Aim of the task:
All records are to be retyped faithfully and completely.
--- Listed records Enclosed Below ---
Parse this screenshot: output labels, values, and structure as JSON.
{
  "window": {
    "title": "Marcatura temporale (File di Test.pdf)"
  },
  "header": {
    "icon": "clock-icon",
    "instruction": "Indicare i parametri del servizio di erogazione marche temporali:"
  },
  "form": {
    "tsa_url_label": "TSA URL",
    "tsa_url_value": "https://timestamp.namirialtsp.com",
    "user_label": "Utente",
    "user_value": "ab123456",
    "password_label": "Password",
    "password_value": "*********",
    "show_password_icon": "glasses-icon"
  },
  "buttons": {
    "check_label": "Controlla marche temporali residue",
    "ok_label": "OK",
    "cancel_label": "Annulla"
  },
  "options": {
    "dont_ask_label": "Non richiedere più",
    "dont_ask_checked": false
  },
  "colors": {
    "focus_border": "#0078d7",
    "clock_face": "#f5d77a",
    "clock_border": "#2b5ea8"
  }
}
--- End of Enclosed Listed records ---
Response for this exercise:
Parse this screenshot: output labels, values, and structure as JSON.
{
  "window": {
    "title": "Marcatura temporale (File di Test.pdf)"
  },
  "header": {
    "icon": "clock-icon",
    "instruction": "Indicare i parametri del servizio di erogazione marche temporali:"
  },
  "form": {
    "tsa_url_label": "TSA URL",
    "tsa_url_value": "https://timestamp.namirialtsp.com",
    "user_label": "Utente",
    "user_value": "ab123456",
    "password_label": "Password",
    "password_value": "*********",
    "show_password_icon": "glasses-icon"
  },
  "buttons": {
    "check_label": "Controlla marche temporali residue",
    "ok_label": "OK",
    "cancel_label": "Annulla"
  },
  "options": {
    "dont_ask_label": "Non richiedere più",
    "dont_ask_checked": false
  },
  "colors": {
    "focus_border": "#0078d7",
    "clock_face": "#f5d77a",
    "clock_border": "#2b5ea8"
  }
}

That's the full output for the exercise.